Lets take a simple example. We all know that life critical systems like instruments used in medical facilities, airplanes, space ships etc go through a stringent set of testing procedure to ensure nothing goes wrong when they are operational. However, can the tester(s) testing a flight actually predict and test considering the actual air pressure, altitude, number of passengers and crews, total load on the flight, wind speed, temperature etc, on any particular day? Can their simulator simulate any random day's environmental and other variables that the flight will have to take when in production?
3. A Tester's Job is to Find Bugs
I don't blame you if you don't see how this is a myth or misconception -- many don't. It is easy, especial for someone who has just recently started her career as a software tester, to get confused about her responsibilities as a tester. And many often fall into the trap of believing that finding lot of bugs in the software is their prime goal.
I admit that finding bugs in the software is an important part of what a tester should do. But the story doesn't end there. Along with just finding bugs, testers do analyze the requirements, review the product architecture, provide ideas to make the product more user-friendly, validate the help documents and a lot of other things.
4. Testers Add No Value to The Software
People who conceive this myth often are made to believe that a tester’s role is strictly limited and adds no value to the product.
On the contrary, a skilled tester is often an expert of the system (product) under test. Unlike the programmers who often spend most of their time working on a very specific area, function or component of the application, the tester analyzes and understands how the entire system works from an end-to-end standpoint. Testers get a better chance to demonstrate their understanding of the product in a way that adds value to to the product.
5. Test Automation Will Eliminate Human Testers:
This is perhaps the most outrageous prediction that many so called self-proclaimed test automation gurus are making at the moment. What is even more insane is the fact that there are actually testers who are believing it!
Can test automation tools replace human testers? I'd say a big NO. Why this is not going to happen ever, is simple. I remember not so long ago when the concept of Computer-aided software engineering (CASE) emerged and suddenly people started talking how computers would start writing codes and in turn can make human programmers obsolete. But whether that actually happened is a matter of everyone's guess today.
Similarly test automation is never going to replace human testers, UNLESS, of course, humanoid auto-bots take over our planet one day. Until that (judgment day) arrives, we human testers will never be expendable for a very simple reason. We have something that the test automation tools do not have; it is 'emotions'. And since the users of the software we test are almost always be humans, it is the human testers who are going to have this advantage of testing it better than any automation tools.

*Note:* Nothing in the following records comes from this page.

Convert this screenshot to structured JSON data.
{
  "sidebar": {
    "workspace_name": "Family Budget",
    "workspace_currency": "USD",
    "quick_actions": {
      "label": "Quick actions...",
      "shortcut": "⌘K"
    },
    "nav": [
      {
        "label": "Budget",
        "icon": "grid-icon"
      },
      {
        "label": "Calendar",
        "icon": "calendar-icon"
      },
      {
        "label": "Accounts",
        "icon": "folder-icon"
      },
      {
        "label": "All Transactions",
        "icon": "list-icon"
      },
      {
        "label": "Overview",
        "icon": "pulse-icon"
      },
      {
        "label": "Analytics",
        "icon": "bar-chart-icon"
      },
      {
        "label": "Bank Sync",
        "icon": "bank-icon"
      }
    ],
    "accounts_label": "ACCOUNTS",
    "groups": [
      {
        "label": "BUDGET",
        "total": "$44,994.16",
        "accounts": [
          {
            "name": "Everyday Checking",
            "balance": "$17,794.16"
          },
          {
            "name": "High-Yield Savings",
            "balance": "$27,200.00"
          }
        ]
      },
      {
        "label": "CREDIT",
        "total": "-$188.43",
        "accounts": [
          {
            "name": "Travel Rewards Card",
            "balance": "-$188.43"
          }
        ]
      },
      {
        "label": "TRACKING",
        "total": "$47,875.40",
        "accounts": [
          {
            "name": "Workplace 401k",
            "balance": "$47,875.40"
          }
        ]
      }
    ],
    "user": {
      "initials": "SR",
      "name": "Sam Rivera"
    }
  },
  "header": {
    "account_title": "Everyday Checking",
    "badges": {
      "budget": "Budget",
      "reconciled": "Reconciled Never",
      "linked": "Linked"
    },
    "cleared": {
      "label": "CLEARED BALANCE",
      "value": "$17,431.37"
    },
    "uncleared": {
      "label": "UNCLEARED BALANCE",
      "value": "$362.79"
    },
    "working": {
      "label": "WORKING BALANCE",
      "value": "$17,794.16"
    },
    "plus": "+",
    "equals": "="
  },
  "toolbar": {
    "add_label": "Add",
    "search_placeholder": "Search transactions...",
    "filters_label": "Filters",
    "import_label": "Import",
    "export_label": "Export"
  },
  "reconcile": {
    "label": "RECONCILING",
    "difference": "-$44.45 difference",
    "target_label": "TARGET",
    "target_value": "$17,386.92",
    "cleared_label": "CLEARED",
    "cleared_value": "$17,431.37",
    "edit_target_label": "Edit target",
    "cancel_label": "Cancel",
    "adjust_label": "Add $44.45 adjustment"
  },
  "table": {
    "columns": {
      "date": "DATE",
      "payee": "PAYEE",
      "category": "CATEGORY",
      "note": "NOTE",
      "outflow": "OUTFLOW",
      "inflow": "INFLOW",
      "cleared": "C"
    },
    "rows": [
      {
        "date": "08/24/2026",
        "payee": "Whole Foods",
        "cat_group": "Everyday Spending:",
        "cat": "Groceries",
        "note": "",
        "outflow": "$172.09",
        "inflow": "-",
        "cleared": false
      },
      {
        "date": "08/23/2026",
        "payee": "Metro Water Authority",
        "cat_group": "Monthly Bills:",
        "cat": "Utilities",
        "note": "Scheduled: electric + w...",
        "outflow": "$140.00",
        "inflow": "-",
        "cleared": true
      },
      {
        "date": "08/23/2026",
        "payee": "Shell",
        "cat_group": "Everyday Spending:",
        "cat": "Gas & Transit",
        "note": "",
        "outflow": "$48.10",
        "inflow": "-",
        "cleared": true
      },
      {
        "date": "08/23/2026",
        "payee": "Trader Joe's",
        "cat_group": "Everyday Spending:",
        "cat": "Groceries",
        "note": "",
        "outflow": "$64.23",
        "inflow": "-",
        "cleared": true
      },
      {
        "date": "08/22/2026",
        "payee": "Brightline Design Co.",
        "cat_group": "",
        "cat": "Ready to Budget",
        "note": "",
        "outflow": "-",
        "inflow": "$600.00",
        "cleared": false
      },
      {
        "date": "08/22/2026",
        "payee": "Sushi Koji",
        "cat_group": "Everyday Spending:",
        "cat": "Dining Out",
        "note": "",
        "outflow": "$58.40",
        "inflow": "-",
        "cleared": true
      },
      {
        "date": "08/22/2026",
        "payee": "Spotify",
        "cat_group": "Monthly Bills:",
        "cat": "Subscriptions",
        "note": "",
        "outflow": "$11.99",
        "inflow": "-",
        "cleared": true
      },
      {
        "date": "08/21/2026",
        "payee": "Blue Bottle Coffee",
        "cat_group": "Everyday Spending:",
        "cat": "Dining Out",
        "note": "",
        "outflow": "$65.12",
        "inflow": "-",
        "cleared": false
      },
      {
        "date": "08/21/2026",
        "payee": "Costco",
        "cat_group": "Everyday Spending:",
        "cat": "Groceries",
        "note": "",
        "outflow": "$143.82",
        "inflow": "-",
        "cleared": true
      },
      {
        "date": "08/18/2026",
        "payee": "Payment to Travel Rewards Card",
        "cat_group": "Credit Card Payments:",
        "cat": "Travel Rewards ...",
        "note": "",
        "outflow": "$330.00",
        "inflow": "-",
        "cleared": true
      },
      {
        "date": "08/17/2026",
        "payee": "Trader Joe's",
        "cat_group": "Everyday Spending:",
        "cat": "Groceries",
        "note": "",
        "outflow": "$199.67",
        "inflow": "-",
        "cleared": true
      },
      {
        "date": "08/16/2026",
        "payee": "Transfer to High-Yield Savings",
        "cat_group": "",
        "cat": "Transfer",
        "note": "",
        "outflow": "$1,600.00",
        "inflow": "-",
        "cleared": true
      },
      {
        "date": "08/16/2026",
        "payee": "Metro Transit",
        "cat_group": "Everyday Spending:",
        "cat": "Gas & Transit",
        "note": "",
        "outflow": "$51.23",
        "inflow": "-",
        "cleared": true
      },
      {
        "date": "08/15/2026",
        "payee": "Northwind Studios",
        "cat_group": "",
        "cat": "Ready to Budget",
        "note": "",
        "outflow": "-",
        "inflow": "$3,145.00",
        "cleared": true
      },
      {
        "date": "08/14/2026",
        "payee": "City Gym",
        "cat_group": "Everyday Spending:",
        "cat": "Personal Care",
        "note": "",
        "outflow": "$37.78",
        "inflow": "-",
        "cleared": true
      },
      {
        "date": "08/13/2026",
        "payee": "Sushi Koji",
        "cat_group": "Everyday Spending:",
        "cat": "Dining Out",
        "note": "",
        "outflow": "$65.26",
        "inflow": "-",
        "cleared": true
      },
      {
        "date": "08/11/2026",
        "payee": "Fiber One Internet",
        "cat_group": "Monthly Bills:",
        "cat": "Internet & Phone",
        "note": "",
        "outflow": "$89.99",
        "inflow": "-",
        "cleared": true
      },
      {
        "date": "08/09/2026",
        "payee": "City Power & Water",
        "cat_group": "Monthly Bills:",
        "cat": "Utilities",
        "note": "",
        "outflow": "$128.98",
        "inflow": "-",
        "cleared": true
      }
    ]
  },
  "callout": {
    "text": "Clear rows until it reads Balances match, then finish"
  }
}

For instance, a tool can tell me if the fonts, color and layout of a screen is as per the test script but it can never tell me if a human being is going to find that screen pleasant enough to use.
Having said that, test automation tools are not necessarily bad for testing. They can actually be useful for testing certain aspects of testing (like large calculations, testing involving performance and load, repeated regression tests etc) that would otherwise be very time-consuming and hectic for a normal human tester. Hence, under certain contexts, automation tools can act as supplementary tools to aid human testers; NOT to replace them.